[Supplied material Boundary: Start]

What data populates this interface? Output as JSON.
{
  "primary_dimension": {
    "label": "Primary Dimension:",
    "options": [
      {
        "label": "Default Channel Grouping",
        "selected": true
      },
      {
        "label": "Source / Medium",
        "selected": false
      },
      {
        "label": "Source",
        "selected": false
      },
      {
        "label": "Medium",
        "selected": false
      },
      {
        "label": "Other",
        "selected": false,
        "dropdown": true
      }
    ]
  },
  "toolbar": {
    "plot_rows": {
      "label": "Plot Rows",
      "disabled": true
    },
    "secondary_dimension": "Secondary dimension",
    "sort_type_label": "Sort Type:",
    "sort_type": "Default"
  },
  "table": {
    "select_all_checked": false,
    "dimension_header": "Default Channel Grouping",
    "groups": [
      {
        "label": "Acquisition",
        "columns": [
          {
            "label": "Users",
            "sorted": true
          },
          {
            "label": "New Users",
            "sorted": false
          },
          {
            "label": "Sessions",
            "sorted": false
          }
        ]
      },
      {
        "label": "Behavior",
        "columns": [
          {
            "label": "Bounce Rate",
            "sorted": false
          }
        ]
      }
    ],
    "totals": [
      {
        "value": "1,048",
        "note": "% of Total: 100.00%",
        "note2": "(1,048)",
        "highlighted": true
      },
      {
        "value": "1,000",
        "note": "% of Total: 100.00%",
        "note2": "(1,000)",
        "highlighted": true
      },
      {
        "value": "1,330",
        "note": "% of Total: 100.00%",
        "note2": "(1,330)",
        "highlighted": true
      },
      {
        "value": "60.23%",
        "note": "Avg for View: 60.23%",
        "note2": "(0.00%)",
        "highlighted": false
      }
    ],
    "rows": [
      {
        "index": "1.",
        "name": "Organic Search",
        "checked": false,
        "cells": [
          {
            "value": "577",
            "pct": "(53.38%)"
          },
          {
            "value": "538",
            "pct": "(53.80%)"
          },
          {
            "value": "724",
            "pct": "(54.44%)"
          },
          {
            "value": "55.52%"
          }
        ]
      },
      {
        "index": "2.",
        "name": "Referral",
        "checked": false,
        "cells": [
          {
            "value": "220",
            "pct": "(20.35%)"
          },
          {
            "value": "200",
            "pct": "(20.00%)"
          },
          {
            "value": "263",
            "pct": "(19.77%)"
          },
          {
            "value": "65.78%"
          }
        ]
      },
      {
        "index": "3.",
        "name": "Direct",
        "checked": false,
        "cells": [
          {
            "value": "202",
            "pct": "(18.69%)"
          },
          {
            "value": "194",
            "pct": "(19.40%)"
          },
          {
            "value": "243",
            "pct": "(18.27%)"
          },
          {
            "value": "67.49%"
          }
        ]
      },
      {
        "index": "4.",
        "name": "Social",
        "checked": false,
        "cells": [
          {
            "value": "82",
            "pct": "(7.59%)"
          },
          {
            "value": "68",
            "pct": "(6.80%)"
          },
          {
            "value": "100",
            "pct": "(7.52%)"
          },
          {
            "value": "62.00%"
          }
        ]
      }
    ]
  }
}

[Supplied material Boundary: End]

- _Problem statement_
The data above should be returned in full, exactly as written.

- _Answer to this exercise_
What data populates this interface? Output as JSON.
{
  "primary_dimension": {
    "label": "Primary Dimension:",
    "options": [
      {
        "label": "Default Channel Grouping",
        "selected": true
      },
      {
        "label": "Source / Medium",
        "selected": false
      },
      {
        "label": "Source",
        "selected": false
      },
      {
        "label": "Medium",
        "selected": false
      },
      {
        "label": "Other",
        "selected": false,
        "dropdown": true
      }
    ]
  },
  "toolbar": {
    "plot_rows": {
      "label": "Plot Rows",
      "disabled": true
    },
    "secondary_dimension": "Secondary dimension",
    "sort_type_label": "Sort Type:",
    "sort_type": "Default"
  },
  "table": {
    "select_all_checked": false,
    "dimension_header": "Default Channel Grouping",
    "groups": [
      {
        "label": "Acquisition",
        "columns": [
          {
            "label": "Users",
            "sorted": true
          },
          {
            "label": "New Users",
            "sorted": false
          },
          {
            "label": "Sessions",
            "sorted": false
          }
        ]
      },
      {
        "label": "Behavior",
        "columns": [
          {
            "label": "Bounce Rate",
            "sorted": false
          }
        ]
      }
    ],
    "totals": [
      {
        "value": "1,048",
        "note": "% of Total: 100.00%",
        "note2": "(1,048)",
        "highlighted": true
      },
      {
        "value": "1,000",
        "note": "% of Total: 100.00%",
        "note2": "(1,000)",
        "highlighted": true
      },
      {
        "value": "1,330",
        "note": "% of Total: 100.00%",
        "note2": "(1,330)",
        "highlighted": true
      },
      {
        "value": "60.23%",
        "note": "Avg for View: 60.23%",
        "note2": "(0.00%)",
        "highlighted": false
      }
    ],
    "rows": [
      {
        "index": "1.",
        "name": "Organic Search",
        "checked": false,
        "cells": [
          {
            "value": "577",
            "pct": "(53.38%)"
          },
          {
            "value": "538",
            "pct": "(53.80%)"
          },
          {
            "value": "724",
            "pct": "(54.44%)"
          },
          {
            "value": "55.52%"
          }
        ]
      },
      {
        "index": "2.",
        "name": "Referral",
        "checked": false,
        "cells": [
          {
            "value": "220",
            "pct": "(20.35%)"
          },
          {
            "value": "200",
            "pct": "(20.00%)"
          },
          {
            "value": "263",
            "pct": "(19.77%)"
          },
          {
            "value": "65.78%"
          }
        ]
      },
      {
        "index": "3.",
        "name": "Direct",
        "checked": false,
        "cells": [
          {
            "value": "202",
            "pct": "(18.69%)"
          },
          {
            "value": "194",
            "pct": "(19.40%)"
          },
          {
            "value": "243",
            "pct": "(18.27%)"
          },
          {
            "value": "67.49%"
          }
        ]
      },
      {
        "index": "4.",
        "name": "Social",
        "checked": false,
        "cells": [
          {
            "value": "82",
            "pct": "(7.59%)"
          },
          {
            "value": "68",
            "pct": "(6.80%)"
          },
          {
            "value": "100",
            "pct": "(7.52%)"
          },
          {
            "value": "62.00%"
          }
        ]
      }
    ]
  }
}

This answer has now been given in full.